St. Augustine Catholic Church
St. Augustine Catholic Church – Podcast!
NOLA History Guy Podcast this week is a “snippet” – a short presentation on an illustration from Emma Fick’s book, Snippets of New Orleans. So, we chose Emma’s illustration of St. Augustine Catholic Church for this week While there are three “St. Augustines” in New Orleans, this is the oldest.
Bishop Blanc dedicated St. Augustine Catholic Church October 9, 1842. Therefore, it is to this day, the spiritual nexus for Creoles of Color who are Catholic.
The Treme neighborhood dates back to the Morand Plantation. Claude Treme bought the land in 1792. So, shortly after this transaction, the city built the Carondelet Canal, which connected the French Quarter with Lake Pontchartrain by water, via Bayou St. John. The canal’s business opportunities attracted commercial and light industrial ventures along its banks. Residential neighborhoods grew out on either side of the canal. This area attracted a number of free people of color, who spoke French and identified more closely with the French-Spanish Creoles of the Vieux Carre’ than the Anglo-Irish in the “American Sector.”
These Creoles of Color bought lots in Treme and built homes. By the 1830s, their numbers were large enough that they went to then-Bishop (later Archbishop) Antoine Blanc, and petitioned him to create a Catholic parish for their neighborhood. Bishop Blanc agreed.
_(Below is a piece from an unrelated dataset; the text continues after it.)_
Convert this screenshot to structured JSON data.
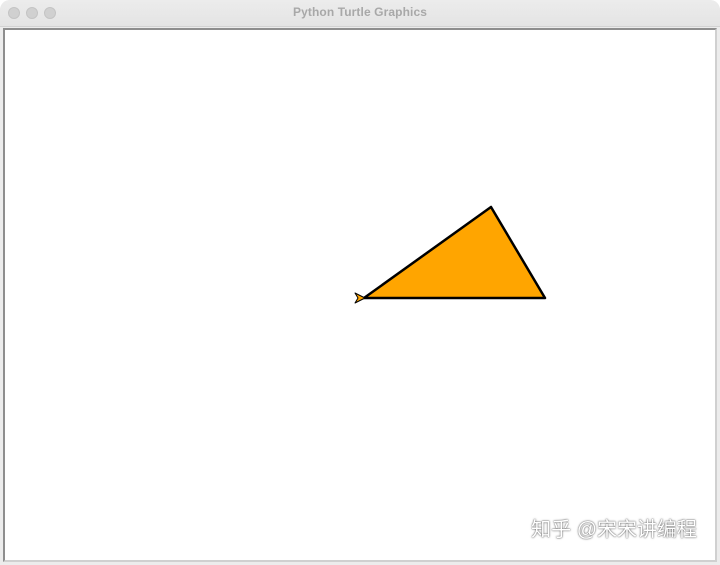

Therefore, the community began work to raise money and build their own church, so they didn’t have to walk down to St. Louis Cathedral to go to Mass.
The neighborhood built their church on land donated by the Ursuline Sisters. So, the nuns asked that the church be named in honor of St. Augustine of Hippo, one of their order’s patrons.
The Tomb of the Unknown Slave
Snippets of New Orleans
You can buy Emma’s wonderful book at all of the usual suspects, including Octavia Books.